Stocks finished higher as news of a Greek debt pact, Iran nuclear agreement, and strong earnings reports headlined the week.  The German Parliament reconvened Friday to approve a mandate for negotiations with Greece on a third bailout deal.  This set the stage for Greece to receive short-term financing to help Athens make due on payments to The European Central Bank and International Monetary Fund.  After the P5+1(China, Germany, France, U.S., Russia, and the U.K.) and Iran announced a “historic” accord last week, attention promptly turned to Iran’s oil supply and other potential fallouts (geo-political concerns notwithstanding).  With the fourth largest reserves in the world, Iran has the potential to drastically increase the world’s oil supply which could put pressure on the world energy markets down the road … good news, the consumer and businesses should continue to see low oil and gas prices.

For the week, the Dow Jones Industrial Average finished at 18,086 to close up 1.88%.  The broader-based S&P 500 closed at 2,127 for a gain of 2.42% for the week.  The Nasdaq Composite closed the week at 5,210 for a 4.25% weekly gain and record close.  This was helped by strong earnings announcements from Google Inc. and Netflix Inc.  International markets also fared well as the MSCI EAFE moved ahead 2.04% for the week while the MSCI EM was up 1.15%.  The 10-year U.S. Treasury closed the week at a yield of 2.34% (down from 2.42% the prior week).

As we continue through the dog days of summer, volatility should remain high as investors sift through earnings reports and nervousness around an upcoming Fed rate hike.  Be on the lookout for our 2nd Quarter Newsletter Curb Your Enthusiasm(?).  Enjoy the Summer!

“What you do today can improve all your tomorrows.” – Ralph Marston

[Hopefully] Doing the right thing after first trying all other [bad] Alternatives

July 14, 2015

The markets ended a tumultuous week virtually unchanged: the Russell 2000 advanced 0.3% while the S&P 500 was flat and the Nasdaq fell 0.2%. Volatility, however, increased to 20.03 on the VIX, the highest level since last January.

The “no” Greek Referendum started the week on a pessimistic note, with the German DAX falling 1.5% Monday.
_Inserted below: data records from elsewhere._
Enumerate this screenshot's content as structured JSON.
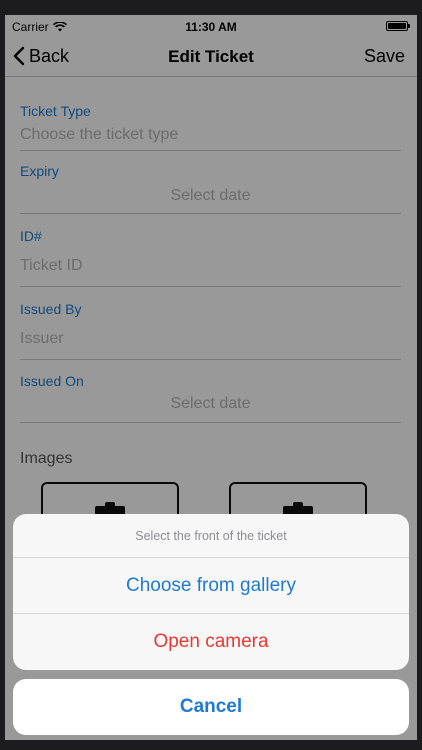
{
  "status_bar": {
    "carrier": "Carrier",
    "time": "11:30 AM"
  },
  "nav": {
    "back_label": "Back",
    "title": "Edit Ticket",
    "save_label": "Save"
  },
  "form": {
    "ticket_type": {
      "label": "Ticket Type",
      "placeholder": "Choose the ticket type"
    },
    "expiry": {
      "label": "Expiry",
      "placeholder": "Select date"
    },
    "id": {
      "label": "ID#",
      "placeholder": "Ticket ID"
    },
    "issued_by": {
      "label": "Issued By",
      "placeholder": "Issuer"
    },
    "issued_on": {
      "label": "Issued On",
      "placeholder": "Select date"
    },
    "images_label": "Images"
  },
  "action_sheet": {
    "title": "Select the front of the ticket",
    "options": [
      {
        "label": "Choose from gallery"
      },
      {
        "label": "Open camera"
      }
    ],
    "cancel_label": "Cancel"
  },
  "colors": {
    "accent": "#1f7bd1",
    "destructive": "#e53935",
    "placeholder": "#b5b5b8"
  }
}
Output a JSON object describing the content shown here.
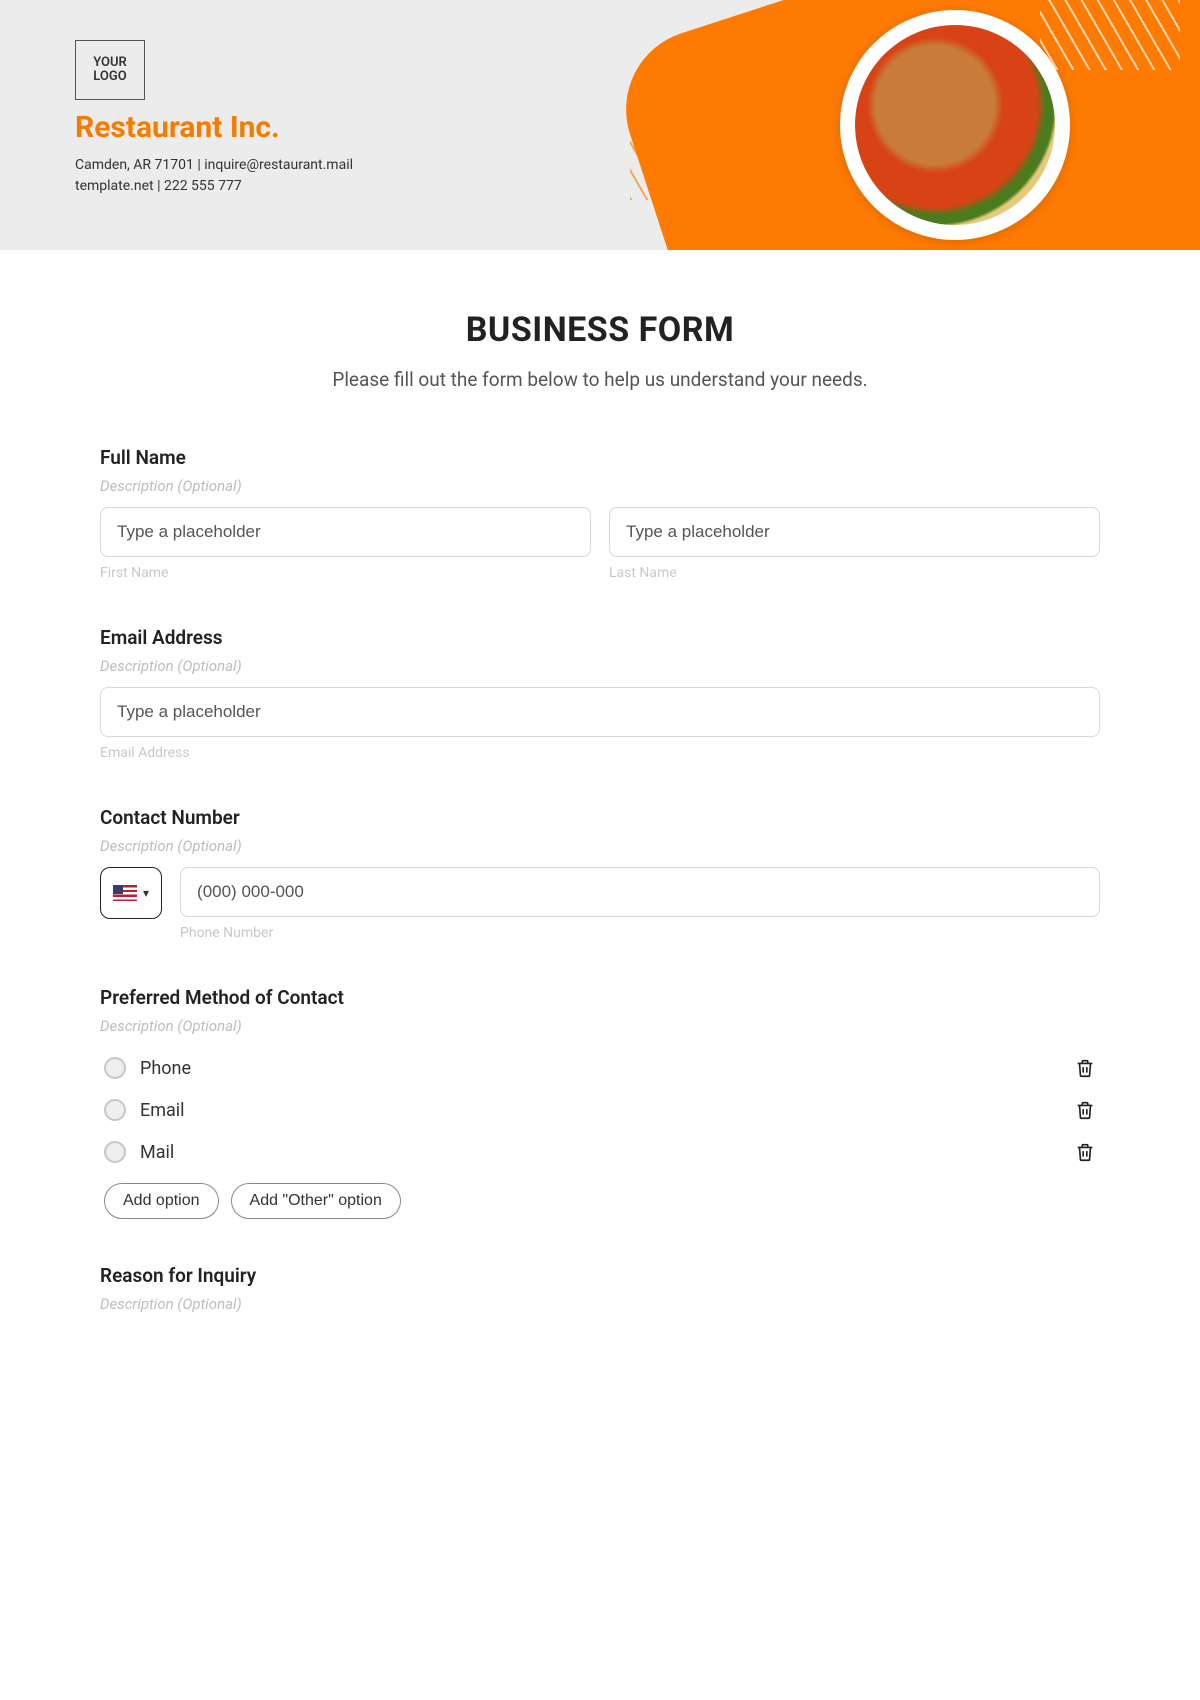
{
  "header": {
    "logo_text": "YOUR LOGO",
    "company": "Restaurant Inc.",
    "address_line": "Camden, AR 71701 | inquire@restaurant.mail",
    "contact_line": "template.net | 222 555 777"
  },
  "form": {
    "title": "BUSINESS FORM",
    "subtitle": "Please fill out the form below to help us understand your needs.",
    "full_name": {
      "label": "Full Name",
      "desc": "Description (Optional)",
      "first_placeholder": "Type a placeholder",
      "last_placeholder": "Type a placeholder",
      "first_sub": "First Name",
      "last_sub": "Last Name"
    },
    "email": {
      "label": "Email Address",
      "desc": "Description (Optional)",
      "placeholder": "Type a placeholder",
      "sub": "Email Address"
    },
    "phone": {
      "label": "Contact Number",
      "desc": "Description (Optional)",
      "placeholder": "(000) 000-000",
      "sub": "Phone Number"
    },
    "contact_method": {
      "label": "Preferred Method of Contact",
      "desc": "Description (Optional)",
      "options": [
        "Phone",
        "Email",
        "Mail"
      ],
      "add_option": "Add option",
      "add_other": "Add \"Other\" option"
    },
    "reason": {
      "label": "Reason for Inquiry",
      "desc": "Description (Optional)"
    }
  }
}
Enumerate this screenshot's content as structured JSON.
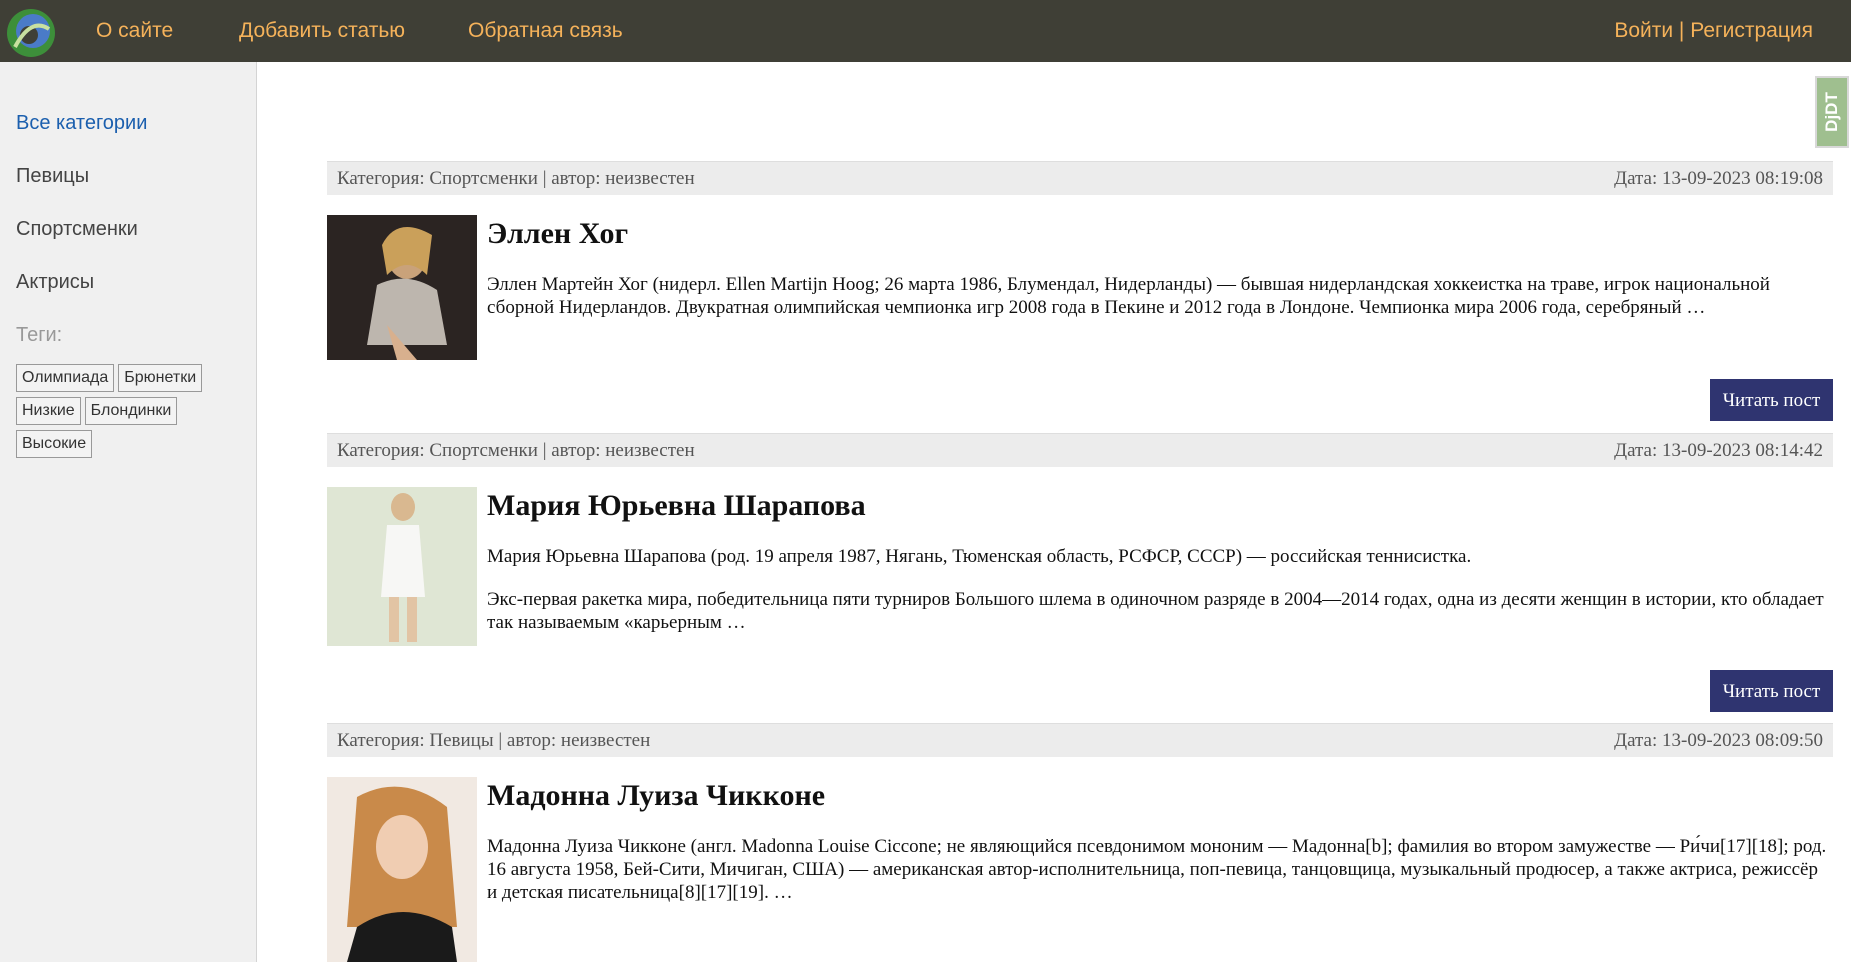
{
  "header": {
    "nav": [
      "О сайте",
      "Добавить статью",
      "Обратная связь"
    ],
    "login": "Войти",
    "separator": "|",
    "register": "Регистрация",
    "accent_color": "#f5b25a",
    "bg_color": "#3f3f36"
  },
  "sidebar": {
    "all_categories": "Все категории",
    "categories": [
      "Певицы",
      "Спортсменки",
      "Актрисы"
    ],
    "tags_title": "Теги:",
    "tags": [
      "Олимпиада",
      "Брюнетки",
      "Низкие",
      "Блондинки",
      "Высокие"
    ]
  },
  "badge": {
    "label": "DjDT"
  },
  "posts": [
    {
      "meta": "Категория: Спортсменки | автор: неизвестен",
      "date": "Дата: 13-09-2023 08:19:08",
      "title": "Эллен Хог",
      "paragraphs": [
        "Эллен Мартейн Хог (нидерл. Ellen Martijn Hoog; 26 марта 1986, Блумендал, Нидерланды) — бывшая нидерландская хоккеистка на траве, игрок национальной сборной Нидерландов. Двукратная олимпийская чемпионка игр 2008 года в Пекине и 2012 года в Лондоне. Чемпионка мира 2006 года, серебряный …"
      ],
      "button": "Читать пост"
    },
    {
      "meta": "Категория: Спортсменки | автор: неизвестен",
      "date": "Дата: 13-09-2023 08:14:42",
      "title": "Мария Юрьевна Шарапова",
      "paragraphs": [
        "Мария Юрьевна Шарапова (род. 19 апреля 1987, Нягань, Тюменская область, РСФСР, СССР) — российская теннисистка.",
        "Экс-первая ракетка мира, победительница пяти турниров Большого шлема в одиночном разряде в 2004—2014 годах, одна из десяти женщин в истории, кто обладает так называемым «карьерным …"
      ],
      "button": "Читать пост"
    },
    {
      "meta": "Категория: Певицы | автор: неизвестен",
      "date": "Дата: 13-09-2023 08:09:50",
      "title": "Мадонна Луиза Чикконе",
      "paragraphs": [
        "Мадонна Луиза Чикконе (англ. Madonna Louise Ciccone; не являющийся псевдонимом мононим — Мадонна[b]; фамилия во втором замужестве — Ри́чи[17][18]; род. 16 августа 1958, Бей-Сити, Мичиган, США) — американская автор-исполнительница, поп-певица, танцовщица, музыкальный продюсер, а также актриса, режиссёр и детская писательница[8][17][19]. …"
      ],
      "button": ""
    }
  ]
}
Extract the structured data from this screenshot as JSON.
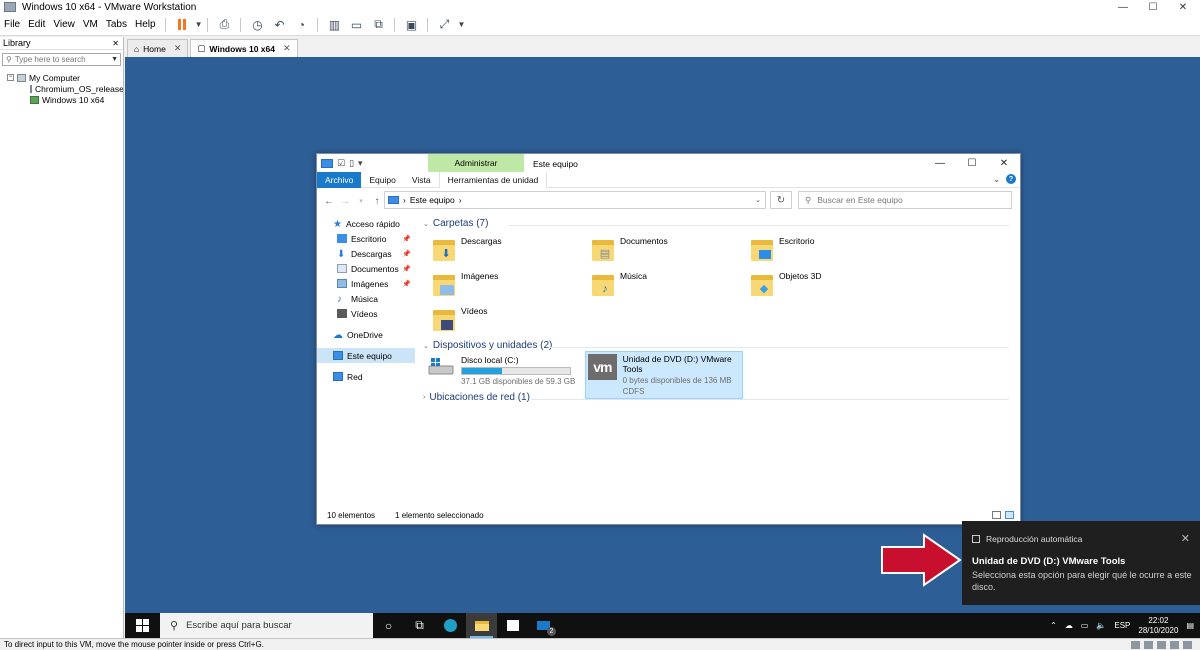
{
  "host": {
    "window_title": "Windows 10 x64 - VMware Workstation",
    "menu": [
      "File",
      "Edit",
      "View",
      "VM",
      "Tabs",
      "Help"
    ],
    "library": {
      "header": "Library",
      "search_placeholder": "Type here to search",
      "tree": [
        {
          "label": "My Computer"
        },
        {
          "label": "Chromium_OS_release-l"
        },
        {
          "label": "Windows 10 x64"
        }
      ]
    },
    "tabs": [
      {
        "label": "Home"
      },
      {
        "label": "Windows 10 x64"
      }
    ],
    "status_text": "To direct input to this VM, move the mouse pointer inside or press Ctrl+G."
  },
  "explorer": {
    "title": "Este equipo",
    "manage_tab": "Administrar",
    "ribbon_tabs": [
      "Archivo",
      "Equipo",
      "Vista",
      "Herramientas de unidad"
    ],
    "address": "Este equipo",
    "search_placeholder": "Buscar en Este equipo",
    "nav": {
      "quick_access": "Acceso rápido",
      "items": [
        "Escritorio",
        "Descargas",
        "Documentos",
        "Imágenes",
        "Música",
        "Vídeos"
      ],
      "onedrive": "OneDrive",
      "this_pc": "Este equipo",
      "network": "Red"
    },
    "groups": {
      "folders_header": "Carpetas (7)",
      "devices_header": "Dispositivos y unidades (2)",
      "network_header": "Ubicaciones de red (1)"
    },
    "folders": [
      "Descargas",
      "Documentos",
      "Escritorio",
      "Imágenes",
      "Música",
      "Objetos 3D",
      "Vídeos"
    ],
    "drives": [
      {
        "name": "Disco local (C:)",
        "detail": "37.1 GB disponibles de 59.3 GB",
        "used_fraction": 0.37
      },
      {
        "name": "Unidad de DVD (D:) VMware Tools",
        "detail": "0 bytes disponibles de 136 MB",
        "fs": "CDFS",
        "logo": "vm"
      }
    ],
    "status": {
      "count": "10 elementos",
      "selected": "1 elemento seleccionado"
    }
  },
  "toast": {
    "app": "Reproducción automática",
    "title": "Unidad de DVD (D:) VMware Tools",
    "body": "Selecciona esta opción para elegir qué le ocurre a este disco."
  },
  "taskbar": {
    "search_placeholder": "Escribe aquí para buscar",
    "language": "ESP",
    "time": "22:02",
    "date": "28/10/2020",
    "mail_badge": "2"
  },
  "colors": {
    "desktop": "#2e5e96",
    "accent": "#1979ca",
    "arrow": "#c8102e",
    "manage_tab": "#bfe8a6"
  }
}
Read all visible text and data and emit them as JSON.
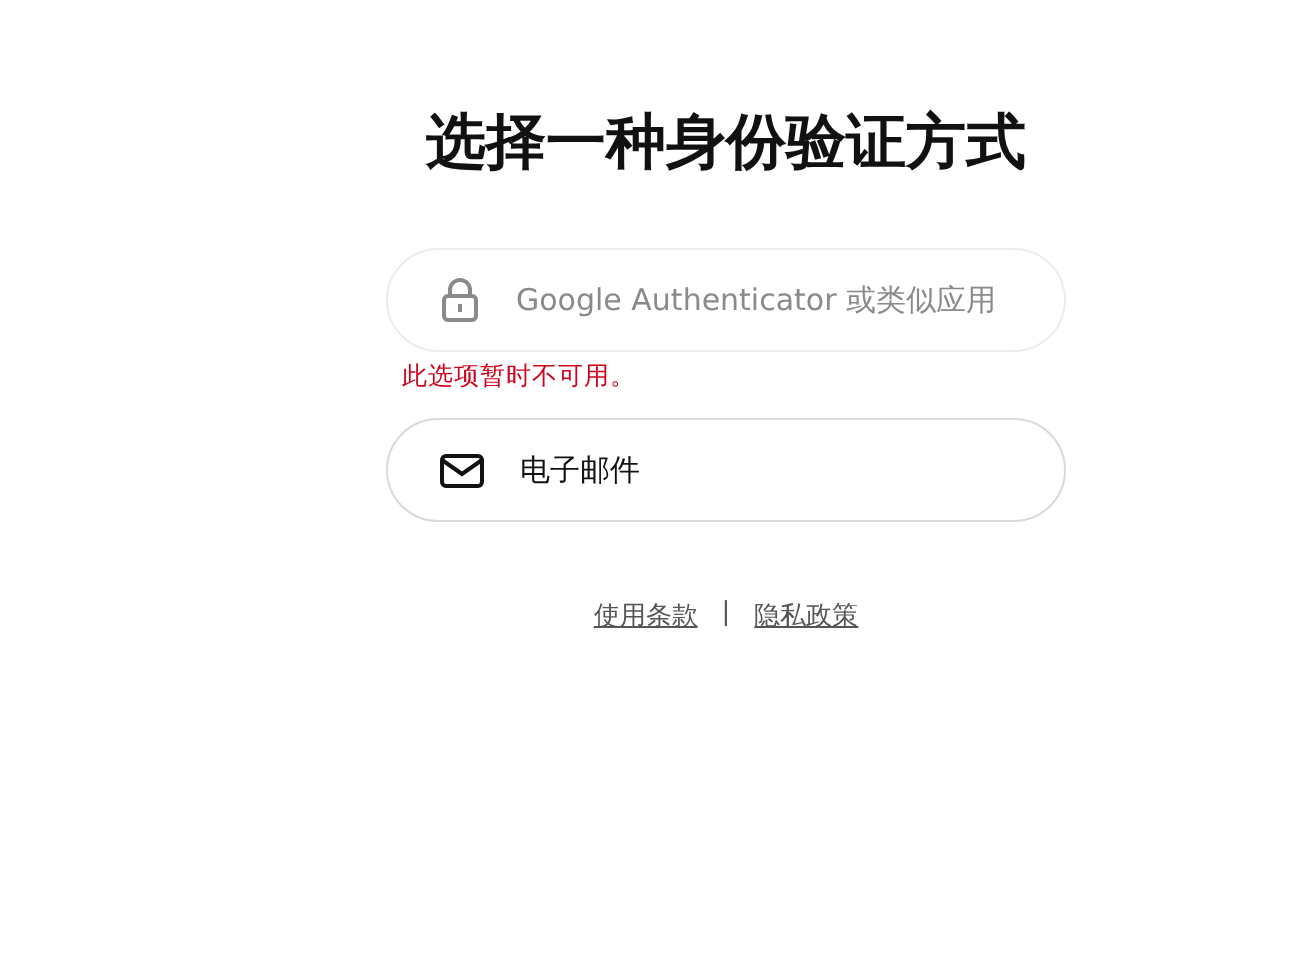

Tuesday saw the Shanghai Comp falling 1.3% [and an additional 5.9% Wed] in spite of Chinese government emergency measures [liquidity injection, trading halts etc.], while US selling abated once the European markets closed. Markets advanced further on Thursday and Friday as Greece Europhiles supported Tsipras’ decision to stay in the Union and accept even-more stringent terms.

It is possible that Greece is on a path to solvency, but the Chinese markets are another matter. The Shenzhen Exchange [the Chinese version of our Nasdaq] still trades at 45x earnings [down from 69x in June]. So, although markets are down by a third in the past month, ordering fund managers to purchase stocks and providing more liquidity for margin purchases is not the path to a genuine stock exchange. Loose margin regulations just encourages further speculation in still-overpriced stocks, and artificial restrictions on trading effectively traps capital rather than letting it be reallocated to a higher use.

“Capitalism succeeds not because it is based on greed, but because the freedom to trade and do business with others is in harmony with our God-given nature.”Arthur Brooks